No end in sight to power cuts in Soweto
ILLEGAL connections in Dobsonville have caused residents pain, anguish and cost them a lot of money. And there seems to be an end in sight.
Last week residents of Block 7 went without power for six days after the main hub that supplies electricity to their homes became overloaded because of illegal connections.
Nobelungu Mamatu, 48, lodged three complaints with Eskom, but they resolved the problem only after she threatened to go to the media. She had just been discharged from hospital last Thursday when her area was plunged into darkness.
She was told that technicians would be on the scene within six hours but they did not arrive until Tuesday. She and her neighbours spent the weekend in the dark.
Mamatu said illegal connections are to blame for the problem of continual power cuts in the area.
"People who live in the shacks connect electricity illegally. The government allows too many people to move into an area without providing electricity for them. Why should I suffer because of people who are stealing electricity?" she said.
Mamatu said she was fed up.
"I was sick and tired of being made to run around so I decided to speak to the councillor and have her address our problem."
Councillor Jacquire Lekgetho confirmed what Mamatu said.
"I can tell you that illegal connections are a huge problem in our area.
"People draw electricity from street lights and put pressure on the whole system," Lekgetho said.
Gloria Mababa of Eskom said the problem of illegal connections continued despite everything the authorities had tried to do to solve the matter.
Mababa said: "Sometimes we disconnect people's electricity, only to have those people reconnect it illegally.
"Such connections cost Eskom billions of rand and no amount of fines can make up for the loss Eskom suffers," she said.
The number of illegal connections was one of the reasons why Eskom needed the much-criticised 35percent tariff increase, Mababa said.
The people of Dobsonville Block 7 have had to bear costs of their own.
Mamatu's neighbour, Sindile Mdleleni, 45, ended up with a huge bill when his computer blew up.
"I had to spend R600 to fix my computer after the power supply wires were burnt," Mdleleni said.
Salon owner Fezile Makwa, 33, had to turn away patrons during the blackout.
"December is a busy month for my business and without electricity business is not good."
Those found guilty of making illegal connections are fined R720 for the first offence and R1450 for the second.

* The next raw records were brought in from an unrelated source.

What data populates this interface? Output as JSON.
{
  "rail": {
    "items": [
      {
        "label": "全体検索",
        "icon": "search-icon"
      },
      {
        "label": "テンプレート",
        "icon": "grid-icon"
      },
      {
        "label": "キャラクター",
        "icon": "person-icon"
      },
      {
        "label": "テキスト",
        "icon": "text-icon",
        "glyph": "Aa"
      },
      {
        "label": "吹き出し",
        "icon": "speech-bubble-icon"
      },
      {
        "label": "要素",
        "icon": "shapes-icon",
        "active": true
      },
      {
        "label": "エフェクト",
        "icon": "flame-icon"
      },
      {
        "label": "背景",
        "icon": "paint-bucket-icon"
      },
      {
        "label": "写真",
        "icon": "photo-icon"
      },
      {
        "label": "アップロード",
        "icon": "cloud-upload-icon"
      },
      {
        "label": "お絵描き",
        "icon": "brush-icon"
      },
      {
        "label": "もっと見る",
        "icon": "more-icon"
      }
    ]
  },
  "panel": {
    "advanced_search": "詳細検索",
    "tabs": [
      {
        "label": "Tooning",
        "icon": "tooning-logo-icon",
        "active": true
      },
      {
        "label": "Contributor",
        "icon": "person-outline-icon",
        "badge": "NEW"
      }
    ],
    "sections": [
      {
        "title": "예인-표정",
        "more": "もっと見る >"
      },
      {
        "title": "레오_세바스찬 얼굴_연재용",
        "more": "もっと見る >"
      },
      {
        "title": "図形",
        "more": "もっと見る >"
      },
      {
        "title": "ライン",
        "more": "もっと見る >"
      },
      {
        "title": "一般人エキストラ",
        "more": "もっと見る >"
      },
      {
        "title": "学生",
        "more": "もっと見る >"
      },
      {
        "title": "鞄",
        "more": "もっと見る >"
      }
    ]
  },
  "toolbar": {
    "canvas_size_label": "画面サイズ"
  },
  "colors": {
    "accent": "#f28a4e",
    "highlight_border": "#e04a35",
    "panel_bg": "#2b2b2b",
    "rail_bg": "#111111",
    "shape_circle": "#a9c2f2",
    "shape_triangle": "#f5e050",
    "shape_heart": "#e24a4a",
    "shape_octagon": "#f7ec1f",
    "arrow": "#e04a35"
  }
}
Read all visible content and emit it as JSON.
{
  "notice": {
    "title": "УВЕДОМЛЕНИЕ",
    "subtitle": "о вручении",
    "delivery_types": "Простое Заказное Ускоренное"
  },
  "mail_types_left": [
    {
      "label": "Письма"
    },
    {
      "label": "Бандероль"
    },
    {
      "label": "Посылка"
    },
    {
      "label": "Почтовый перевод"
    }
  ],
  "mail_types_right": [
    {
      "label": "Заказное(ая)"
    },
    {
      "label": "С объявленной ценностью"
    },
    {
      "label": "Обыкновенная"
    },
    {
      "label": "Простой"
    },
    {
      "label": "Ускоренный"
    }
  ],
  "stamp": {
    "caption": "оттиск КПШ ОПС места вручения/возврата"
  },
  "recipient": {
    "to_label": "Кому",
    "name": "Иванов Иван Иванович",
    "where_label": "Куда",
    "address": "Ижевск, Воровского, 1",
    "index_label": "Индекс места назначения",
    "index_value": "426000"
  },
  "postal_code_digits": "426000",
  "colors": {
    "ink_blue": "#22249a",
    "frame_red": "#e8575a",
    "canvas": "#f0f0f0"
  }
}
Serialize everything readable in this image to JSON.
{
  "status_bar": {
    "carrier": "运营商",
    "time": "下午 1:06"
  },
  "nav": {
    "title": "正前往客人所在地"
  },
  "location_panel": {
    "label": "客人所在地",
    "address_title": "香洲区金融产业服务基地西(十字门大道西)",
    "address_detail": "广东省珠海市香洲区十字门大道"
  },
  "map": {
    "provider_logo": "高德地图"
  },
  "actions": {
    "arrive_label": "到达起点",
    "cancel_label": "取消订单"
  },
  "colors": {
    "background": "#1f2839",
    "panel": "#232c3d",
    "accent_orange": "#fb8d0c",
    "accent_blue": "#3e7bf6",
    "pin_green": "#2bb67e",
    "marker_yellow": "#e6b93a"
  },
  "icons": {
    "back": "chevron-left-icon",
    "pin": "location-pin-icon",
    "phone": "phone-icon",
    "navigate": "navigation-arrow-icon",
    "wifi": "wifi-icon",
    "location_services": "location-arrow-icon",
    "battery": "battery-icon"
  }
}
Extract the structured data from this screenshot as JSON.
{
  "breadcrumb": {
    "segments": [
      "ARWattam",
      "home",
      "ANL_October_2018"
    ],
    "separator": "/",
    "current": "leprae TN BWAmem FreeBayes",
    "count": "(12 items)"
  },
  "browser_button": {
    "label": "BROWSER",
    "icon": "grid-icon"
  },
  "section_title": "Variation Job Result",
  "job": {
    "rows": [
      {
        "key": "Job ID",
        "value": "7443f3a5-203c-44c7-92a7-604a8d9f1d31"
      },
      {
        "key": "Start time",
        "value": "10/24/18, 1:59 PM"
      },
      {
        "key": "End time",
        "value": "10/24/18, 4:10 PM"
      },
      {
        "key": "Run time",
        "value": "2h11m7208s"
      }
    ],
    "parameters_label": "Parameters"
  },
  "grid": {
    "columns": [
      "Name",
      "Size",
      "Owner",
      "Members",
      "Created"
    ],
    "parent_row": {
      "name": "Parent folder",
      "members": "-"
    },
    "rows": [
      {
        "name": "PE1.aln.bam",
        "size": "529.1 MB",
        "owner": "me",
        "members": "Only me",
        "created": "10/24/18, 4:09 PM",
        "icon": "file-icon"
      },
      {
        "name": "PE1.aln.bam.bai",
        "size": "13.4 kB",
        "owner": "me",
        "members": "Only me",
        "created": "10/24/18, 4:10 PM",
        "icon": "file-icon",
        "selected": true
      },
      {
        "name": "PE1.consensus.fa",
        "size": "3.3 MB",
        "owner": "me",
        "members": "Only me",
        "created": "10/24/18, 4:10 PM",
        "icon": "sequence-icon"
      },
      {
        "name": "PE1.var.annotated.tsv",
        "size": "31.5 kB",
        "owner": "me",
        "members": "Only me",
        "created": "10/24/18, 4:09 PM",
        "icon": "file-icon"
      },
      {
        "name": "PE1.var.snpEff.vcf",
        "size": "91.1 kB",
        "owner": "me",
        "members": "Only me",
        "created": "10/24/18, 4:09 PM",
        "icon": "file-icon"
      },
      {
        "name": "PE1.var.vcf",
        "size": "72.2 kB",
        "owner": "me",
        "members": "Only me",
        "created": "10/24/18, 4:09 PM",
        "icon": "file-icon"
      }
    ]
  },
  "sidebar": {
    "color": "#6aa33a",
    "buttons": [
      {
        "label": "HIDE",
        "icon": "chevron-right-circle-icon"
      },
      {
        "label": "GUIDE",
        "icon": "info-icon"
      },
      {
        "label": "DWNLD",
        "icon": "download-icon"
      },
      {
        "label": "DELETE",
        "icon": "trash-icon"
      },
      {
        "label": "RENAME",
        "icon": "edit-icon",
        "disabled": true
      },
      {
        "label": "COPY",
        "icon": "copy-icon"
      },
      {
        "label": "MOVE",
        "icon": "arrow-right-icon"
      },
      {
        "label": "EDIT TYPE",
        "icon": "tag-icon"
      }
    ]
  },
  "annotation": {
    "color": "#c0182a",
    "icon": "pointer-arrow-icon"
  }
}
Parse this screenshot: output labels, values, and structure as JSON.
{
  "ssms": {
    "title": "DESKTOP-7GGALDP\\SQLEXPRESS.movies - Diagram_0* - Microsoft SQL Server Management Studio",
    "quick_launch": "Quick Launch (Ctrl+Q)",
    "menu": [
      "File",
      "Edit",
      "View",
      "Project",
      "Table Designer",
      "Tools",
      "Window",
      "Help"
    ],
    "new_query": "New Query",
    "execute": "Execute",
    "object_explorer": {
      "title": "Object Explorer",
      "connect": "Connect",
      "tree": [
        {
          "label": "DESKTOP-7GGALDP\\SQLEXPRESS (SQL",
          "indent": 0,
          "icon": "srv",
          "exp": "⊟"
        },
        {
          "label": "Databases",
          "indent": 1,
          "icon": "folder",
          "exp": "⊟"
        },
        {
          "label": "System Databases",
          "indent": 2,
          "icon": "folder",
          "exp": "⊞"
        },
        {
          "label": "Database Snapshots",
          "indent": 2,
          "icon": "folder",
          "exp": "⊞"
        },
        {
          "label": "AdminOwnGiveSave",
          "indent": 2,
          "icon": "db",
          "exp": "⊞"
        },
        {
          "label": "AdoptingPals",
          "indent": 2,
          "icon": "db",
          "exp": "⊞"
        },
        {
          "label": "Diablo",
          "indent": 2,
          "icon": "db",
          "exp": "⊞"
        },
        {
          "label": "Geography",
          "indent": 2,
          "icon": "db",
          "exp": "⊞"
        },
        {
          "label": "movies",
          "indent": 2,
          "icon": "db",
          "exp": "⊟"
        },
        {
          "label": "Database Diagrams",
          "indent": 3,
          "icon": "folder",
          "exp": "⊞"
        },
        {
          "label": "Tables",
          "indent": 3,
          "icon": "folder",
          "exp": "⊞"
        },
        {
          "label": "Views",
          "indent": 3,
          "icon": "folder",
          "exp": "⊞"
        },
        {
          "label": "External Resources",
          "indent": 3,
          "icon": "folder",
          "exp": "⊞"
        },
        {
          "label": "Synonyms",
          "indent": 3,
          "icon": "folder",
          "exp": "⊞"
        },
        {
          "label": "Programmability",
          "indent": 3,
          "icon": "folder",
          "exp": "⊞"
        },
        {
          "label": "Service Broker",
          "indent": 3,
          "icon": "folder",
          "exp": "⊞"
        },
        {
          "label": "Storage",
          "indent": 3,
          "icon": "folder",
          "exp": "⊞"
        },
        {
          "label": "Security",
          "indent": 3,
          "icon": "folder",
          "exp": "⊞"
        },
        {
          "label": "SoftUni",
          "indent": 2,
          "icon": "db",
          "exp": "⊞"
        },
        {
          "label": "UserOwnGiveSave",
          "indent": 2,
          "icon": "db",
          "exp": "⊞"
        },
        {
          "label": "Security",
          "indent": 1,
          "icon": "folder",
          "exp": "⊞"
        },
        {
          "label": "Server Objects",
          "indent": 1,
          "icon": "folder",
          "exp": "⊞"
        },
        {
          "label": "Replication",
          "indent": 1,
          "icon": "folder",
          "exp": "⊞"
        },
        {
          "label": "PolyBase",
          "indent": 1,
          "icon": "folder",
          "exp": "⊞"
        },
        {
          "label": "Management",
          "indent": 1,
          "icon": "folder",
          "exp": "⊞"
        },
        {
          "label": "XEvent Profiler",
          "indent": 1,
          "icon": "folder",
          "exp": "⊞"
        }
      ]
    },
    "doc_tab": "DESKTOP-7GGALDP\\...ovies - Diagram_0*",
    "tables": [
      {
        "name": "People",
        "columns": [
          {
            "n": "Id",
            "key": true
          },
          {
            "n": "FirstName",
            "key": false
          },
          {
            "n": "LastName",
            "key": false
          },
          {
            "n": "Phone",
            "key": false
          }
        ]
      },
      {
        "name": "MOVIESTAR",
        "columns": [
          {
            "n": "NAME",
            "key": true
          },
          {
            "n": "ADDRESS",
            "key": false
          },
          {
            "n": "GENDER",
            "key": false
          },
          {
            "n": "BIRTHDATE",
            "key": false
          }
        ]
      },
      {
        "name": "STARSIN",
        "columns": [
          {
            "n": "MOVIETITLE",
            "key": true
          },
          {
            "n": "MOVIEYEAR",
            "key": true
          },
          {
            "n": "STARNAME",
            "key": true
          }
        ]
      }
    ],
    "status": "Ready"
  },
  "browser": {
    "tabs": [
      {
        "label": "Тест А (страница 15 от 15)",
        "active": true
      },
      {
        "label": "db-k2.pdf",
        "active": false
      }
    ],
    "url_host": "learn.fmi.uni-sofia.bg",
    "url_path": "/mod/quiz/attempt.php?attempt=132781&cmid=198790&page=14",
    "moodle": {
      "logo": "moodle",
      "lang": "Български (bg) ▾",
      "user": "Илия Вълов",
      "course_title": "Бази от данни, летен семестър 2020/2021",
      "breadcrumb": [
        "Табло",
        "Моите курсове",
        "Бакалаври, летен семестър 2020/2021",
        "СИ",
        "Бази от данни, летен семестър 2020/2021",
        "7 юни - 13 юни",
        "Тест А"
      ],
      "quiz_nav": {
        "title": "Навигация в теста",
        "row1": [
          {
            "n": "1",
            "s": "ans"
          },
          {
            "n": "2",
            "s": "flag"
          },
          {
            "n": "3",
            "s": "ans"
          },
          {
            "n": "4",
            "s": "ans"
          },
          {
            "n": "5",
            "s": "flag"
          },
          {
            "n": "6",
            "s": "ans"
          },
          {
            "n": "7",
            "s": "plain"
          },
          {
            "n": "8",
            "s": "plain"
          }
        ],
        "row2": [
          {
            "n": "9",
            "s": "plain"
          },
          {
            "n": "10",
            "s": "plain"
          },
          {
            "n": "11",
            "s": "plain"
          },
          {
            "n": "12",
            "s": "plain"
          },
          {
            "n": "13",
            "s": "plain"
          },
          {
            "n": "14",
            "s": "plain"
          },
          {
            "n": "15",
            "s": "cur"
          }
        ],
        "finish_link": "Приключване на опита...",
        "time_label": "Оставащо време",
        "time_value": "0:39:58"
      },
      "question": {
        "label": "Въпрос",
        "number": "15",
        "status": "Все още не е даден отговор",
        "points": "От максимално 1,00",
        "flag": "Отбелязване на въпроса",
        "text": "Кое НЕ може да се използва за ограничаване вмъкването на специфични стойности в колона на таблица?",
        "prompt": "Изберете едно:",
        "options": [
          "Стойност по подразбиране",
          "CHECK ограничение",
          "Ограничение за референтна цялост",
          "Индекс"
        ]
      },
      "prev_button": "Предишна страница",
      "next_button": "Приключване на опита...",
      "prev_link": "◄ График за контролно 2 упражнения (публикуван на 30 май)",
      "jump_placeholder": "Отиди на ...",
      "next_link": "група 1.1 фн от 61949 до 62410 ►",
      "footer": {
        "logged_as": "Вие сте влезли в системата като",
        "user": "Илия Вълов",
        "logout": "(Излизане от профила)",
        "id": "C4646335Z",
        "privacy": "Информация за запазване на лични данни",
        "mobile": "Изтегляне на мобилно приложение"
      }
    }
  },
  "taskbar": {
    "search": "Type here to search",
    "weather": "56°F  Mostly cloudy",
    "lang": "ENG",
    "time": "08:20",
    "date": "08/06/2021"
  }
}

But those caught a third time do not face the possibility of jail time.
Eskom's Mababa told Sowetan that "we take away their meter until that person has paid in full and that is all we can do from our side".